First, your questions should center around getting to know the big picture, including the company’s history, growth plans, goals, and your contact’s professional history. Then you can dive into small-picture questions, such as who do they buy from, what they like and dislike about their current vendors and what they would like to improve.

“Once you ask these questions, you will know more than an incumbent vendor who’s gotten complacent,” Harrison says.

Customer knowledge king

Equipment Management 300x200 Lft 1012“Product knowledge is not king; today, it’s customer knowledge,” Harrison continues. “The more you know about customers, the better you’ll be able to sell to them.”

One way to be memorable is to use questions that have what Harrison calls a “power lead in.” Some examples include:

  • What have you found…
  • How do you evaluate…
  • How do you define…
  • How have you successfully used…
  • What criteria do you use…

“When they have to stop and think before they answer, you know it’s a great question, and that you’re probably the first sales person to hear it.”

Then drill down: ask a client why they think something happened. Get all the way down until you feel like you have the information you need. Then ask the key question: How did this affect you personally? “Help the customer relive the pain, and then tell him how you can help,” Harrison says.

And it may turn out that your contact isn’t the final go-to on the purchase decision. One way to determine this is to ask the question: “Tell me about your business decision-making process… .”
It depersonalizes it if your contact is not the right guy, and you can then ask, “When can we meet with everyone?”

End the meeting with a catch-all question: is there anything else I should know before we move forward.? “Usually, there’s no answer,” Harrison says, “but when they do answer, what they say is very important, so pay close attention. It will be something that impacts your ability to sell.”

Questions, questions

Questions are the backbone of your sales, Harrison contends. He advises sales people to create a question structure for their calls, and to do their homework. Visit the client’s website, look at their LinkedIn profile, but still ask the questions.
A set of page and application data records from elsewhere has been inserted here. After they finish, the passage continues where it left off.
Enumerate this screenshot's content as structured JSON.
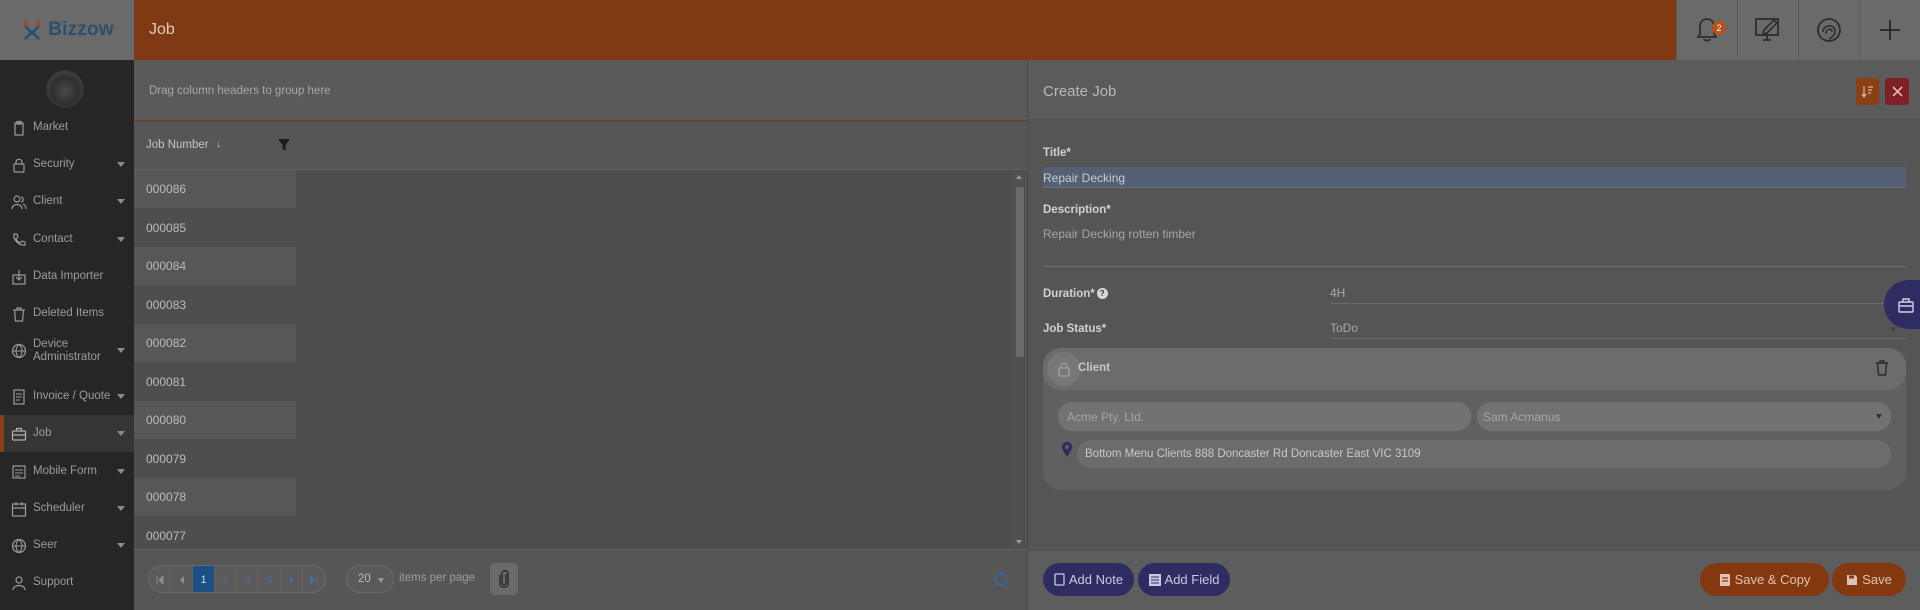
{
  "app": {
    "logo_text": "Bizzow",
    "page_title": "Job",
    "notification_count": "2",
    "colors": {
      "accent": "#7f3a14",
      "primary": "#2f2c61",
      "danger": "#7e2024",
      "pager_active": "#1b4f85"
    }
  },
  "topbar": {
    "icons": [
      "bell-icon",
      "edit-screen-icon",
      "fingerprint-icon",
      "plus-icon"
    ]
  },
  "sidebar": {
    "items": [
      {
        "label": "Market",
        "icon": "clipboard-icon",
        "caret": false
      },
      {
        "label": "Security",
        "icon": "lock-icon",
        "caret": true
      },
      {
        "label": "Client",
        "icon": "users-icon",
        "caret": true
      },
      {
        "label": "Contact",
        "icon": "phone-icon",
        "caret": true
      },
      {
        "label": "Data Importer",
        "icon": "import-icon",
        "caret": false
      },
      {
        "label": "Deleted Items",
        "icon": "trash-icon",
        "caret": false
      },
      {
        "label": "Device Administrator",
        "icon": "globe-icon",
        "caret": true
      },
      {
        "label": "Invoice / Quote",
        "icon": "invoice-icon",
        "caret": true
      },
      {
        "label": "Job",
        "icon": "briefcase-icon",
        "caret": true,
        "active": true
      },
      {
        "label": "Mobile Form",
        "icon": "form-icon",
        "caret": true
      },
      {
        "label": "Scheduler",
        "icon": "calendar-icon",
        "caret": true
      },
      {
        "label": "Seer",
        "icon": "globe-icon",
        "caret": true
      },
      {
        "label": "Support",
        "icon": "support-icon",
        "caret": false
      }
    ]
  },
  "grid": {
    "group_hint": "Drag column headers to group here",
    "column_header": "Job Number",
    "sort_indicator": "↓",
    "rows": [
      "000086",
      "000085",
      "000084",
      "000083",
      "000082",
      "000081",
      "000080",
      "000079",
      "000078",
      "000077"
    ]
  },
  "pager": {
    "pages": [
      "1",
      "2",
      "3",
      "4"
    ],
    "current_page": "1",
    "page_size": "20",
    "per_page_label": "items per page"
  },
  "form": {
    "heading": "Create Job",
    "title_label": "Title*",
    "title_value": "Repair Decking",
    "description_label": "Description*",
    "description_value": "Repair Decking rotten timber",
    "duration_label": "Duration*",
    "duration_value": "4H",
    "status_label": "Job Status*",
    "status_value": "ToDo",
    "client": {
      "heading": "Client",
      "company": "Acme Pty. Ltd.",
      "contact": "Sam Acmanus",
      "address": "Bottom Menu Clients 888 Doncaster Rd Doncaster East VIC 3109"
    },
    "buttons": {
      "add_note": "Add Note",
      "add_field": "Add Field",
      "save_copy": "Save & Copy",
      "save": "Save"
    }
  }
}
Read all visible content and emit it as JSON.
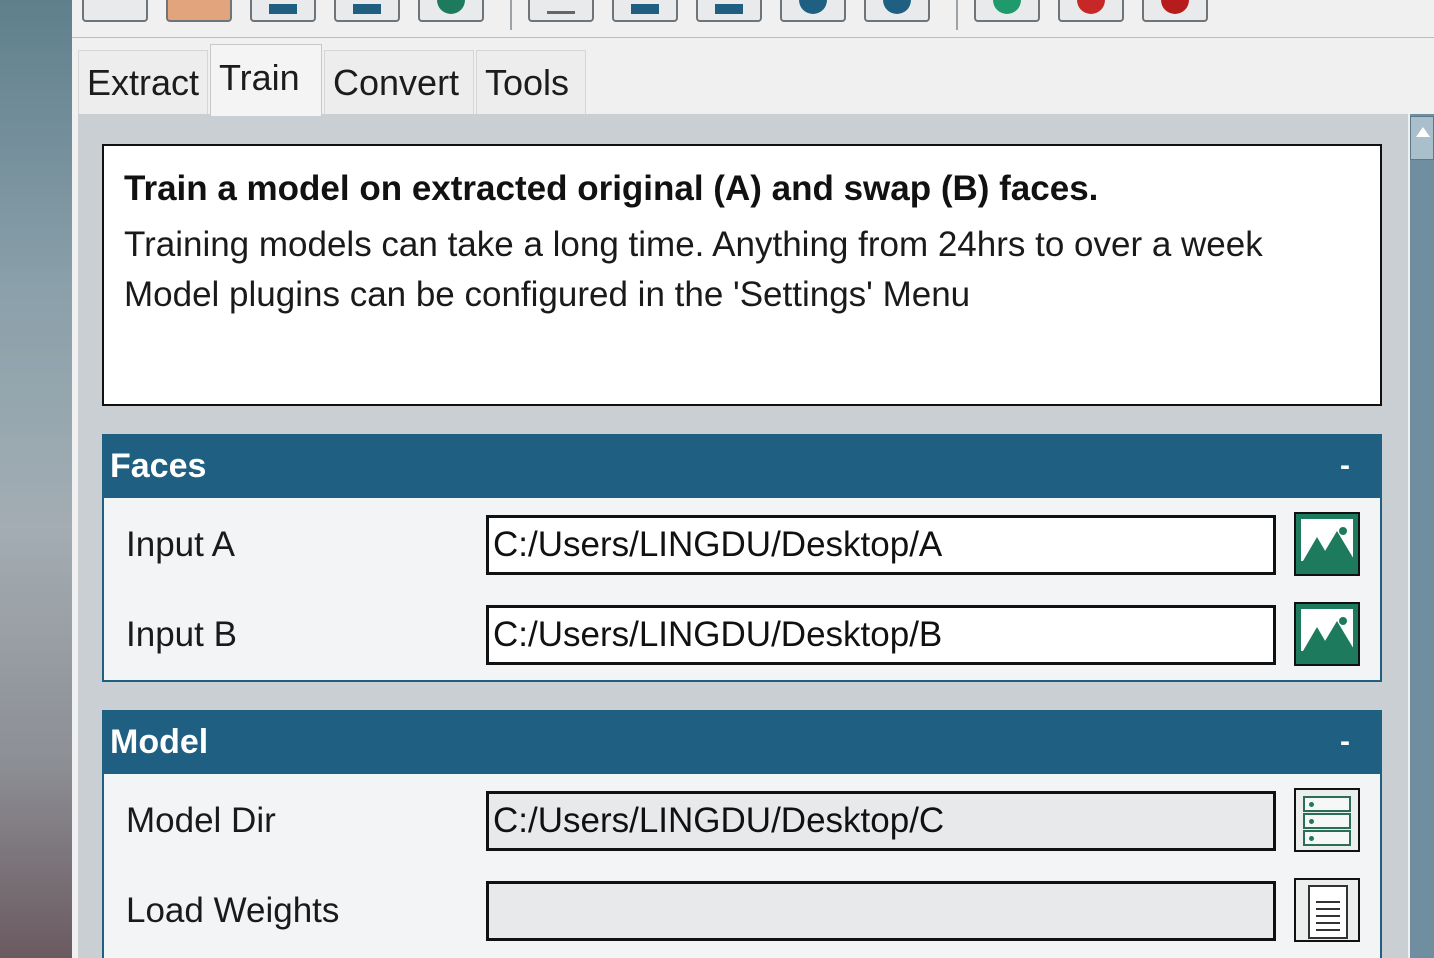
{
  "tabs": [
    {
      "label": "Extract",
      "active": false
    },
    {
      "label": "Train",
      "active": true
    },
    {
      "label": "Convert",
      "active": false
    },
    {
      "label": "Tools",
      "active": false
    }
  ],
  "info": {
    "title": "Train a model on extracted original (A) and swap (B) faces.",
    "line1": "Training models can take a long time. Anything from 24hrs to over a week",
    "line2": "Model plugins can be configured in the 'Settings' Menu"
  },
  "faces": {
    "title": "Faces",
    "collapse": "-",
    "input_a": {
      "label": "Input A",
      "value": "C:/Users/LINGDU/Desktop/A"
    },
    "input_b": {
      "label": "Input B",
      "value": "C:/Users/LINGDU/Desktop/B"
    }
  },
  "model": {
    "title": "Model",
    "collapse": "-",
    "model_dir": {
      "label": "Model Dir",
      "value": "C:/Users/LINGDU/Desktop/C"
    },
    "load_weights": {
      "label": "Load Weights",
      "value": ""
    }
  },
  "colors": {
    "section_header": "#1f5f82",
    "button_green": "#1e7a5c"
  },
  "toolbar_icons": [
    "settings-icon",
    "folder-icon",
    "save-icon",
    "save-as-icon",
    "back-icon",
    "text-icon",
    "save-icon",
    "save-as-icon",
    "close-icon",
    "back-icon",
    "green-action-icon",
    "red-action-icon",
    "stop-icon"
  ]
}
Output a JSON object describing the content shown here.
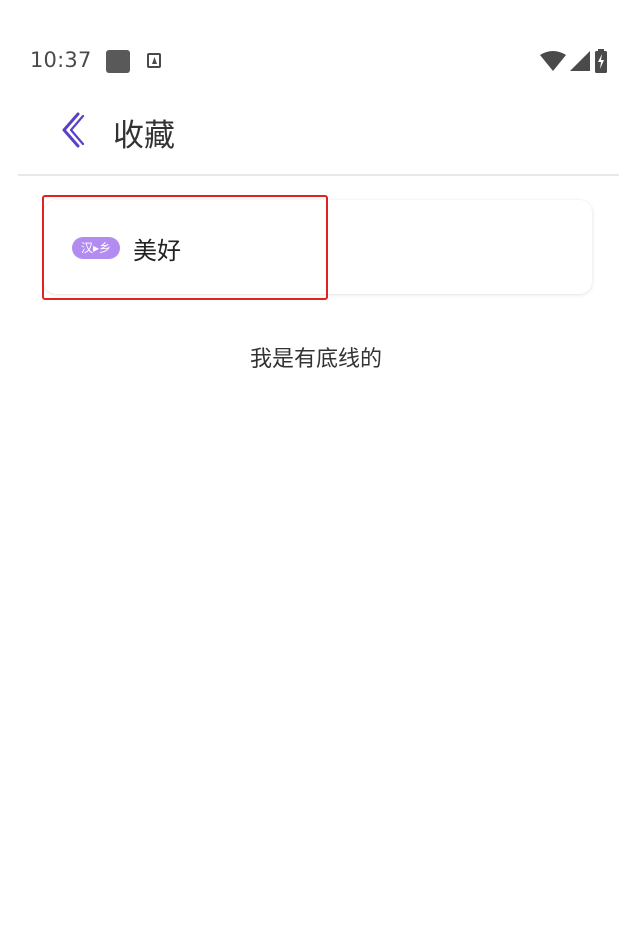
{
  "status_bar": {
    "time": "10:37",
    "icons": [
      "notification-square-icon",
      "notification-a-icon",
      "wifi-icon",
      "signal-icon",
      "battery-charging-icon"
    ]
  },
  "header": {
    "title": "收藏",
    "back_icon": "chevron-left-icon",
    "accent_color": "#5b3fc4"
  },
  "favorites": [
    {
      "badge": "汉▸乡",
      "word": "美好"
    }
  ],
  "footer": {
    "end_text": "我是有底线的"
  },
  "colors": {
    "badge": "#b38cf2",
    "highlight": "#e02222"
  }
}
In fact, Harrison says this technique is so powerful, he advises sales managers to ask their team to bring in new questions to a sales meeting. “If you work to be great questioners, you’ll be great sales people,” he says.